Why the Hill Street Challenge is good cannabis branding

The Hill Street Beverage Company has launched a contest encouraging people to give up alcohol this month in support of a good cause.

Anyone taking the “Hill Street Challenge” is asked to share their exploits on social media using one of two hashtags: #DryForArthritis (in support of the Arthritis Society of Canada) or #PCC (in support of Prostate Cancer Canada). The charity with the most support at the end of the month will receive $10,000 from Hill Street.

The Challenge is being supported by a series of humorous video ads portraying some of the benefits of going alcohol-free. Agency Brandfire created the ads in partnership with production house Someplace Nice. Here’s one, with the other four below.

Hill Street Beverage produces alcohol-free beer and wine, which means there’s a nice alignment with a Dry January cause-marketing initiative. But the real payoff for the brand could come in October, when Hill Street can legally begin selling its cannabis-infused beers and wines.

The marketing story Hill Street wants to tell Canadians is that cannabis is a demonstrably healthier alternative to alcohol—even if the government says advertising alcohol is fine but advertising cannabis is not.

The challenge, says Hill Street CEO Terry Donnelly, is how to raise brand awareness as a small start-up in a heavily regulated business, all while competing against billion-dollar cannabis companies. “They can compete by sheer force of spending,” he says. (Mass product advertising may be outlawed, but cannabis companies are finding ways to spend on “education” and gated content, says Donnelly.)
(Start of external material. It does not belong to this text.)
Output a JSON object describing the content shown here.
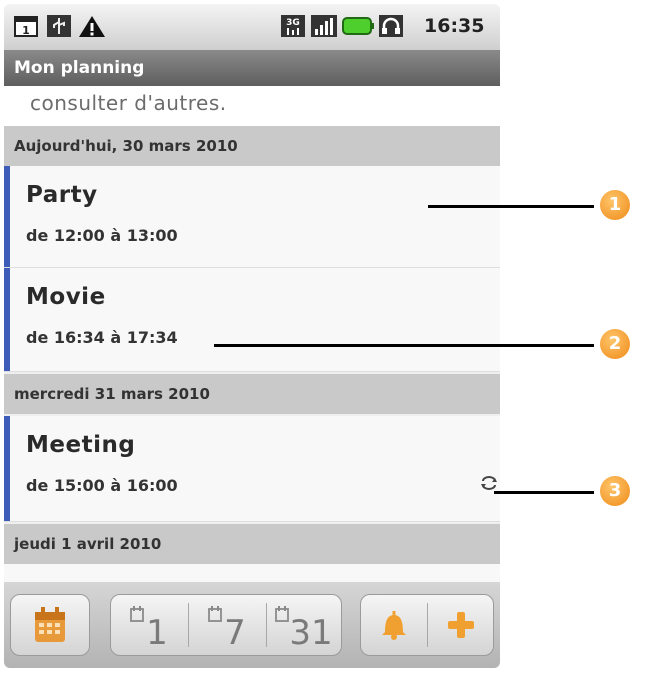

The company’s strategy was to work with charities and research organizations that also want people drinking less alcohol. “We built our brand platform on the premise that every can and bottle we sell includes a donation to charity,” he says. “So we built a cause-related brand as a way of building our brand in the face of the prohibition from the Federal government.”

Cannabis marketing expert Rachel Colic says the campaign is a great example of how cannabis marketers need to go about building awareness.

“My greatest advice right now to [licensed producers] is to be about more than your products,” says Colic, who is the founder of Eves of Eden—a cannabis lifestyle brand that caters to women. “At the end of the day no one really cares about your product or your brand unless you’re positively impacting their lives in some way.”

Hill Street makes that mission statement clear on its website: “We have a cause and we are passionate about it.”

“Notice it’s not the same old line ‘we make the highest quality cannabis products’ that we keep hearing from cannabis companies,” says Colic. “Be about more than just your products. This is how great brands are built.”

Meanwhile advertising for the challenge had some extra heavy lifting to do. It not only had to remind people of the benefits of going alcohol free, but tackle another major hurdle for Hill Street: concerns about taste. According to Donnelly, that’s long been a problem for the entire alcohol-free sector.

“The concept behind the advertising was we not only have to convince you to prefer our brand, we have to change your entire way of thinking about non alcoholic wine and beer.”

He informed Brandfire that the creative approach had to be disruptive while retaining Hill Street’s trademark irreverence and defiant tone. “I want you to do the most outrageous creative you have ever done,” he says he told the agency. “And I am going to approve it because we need the advertising to disrupt 100 years of heinous products.”

David Brown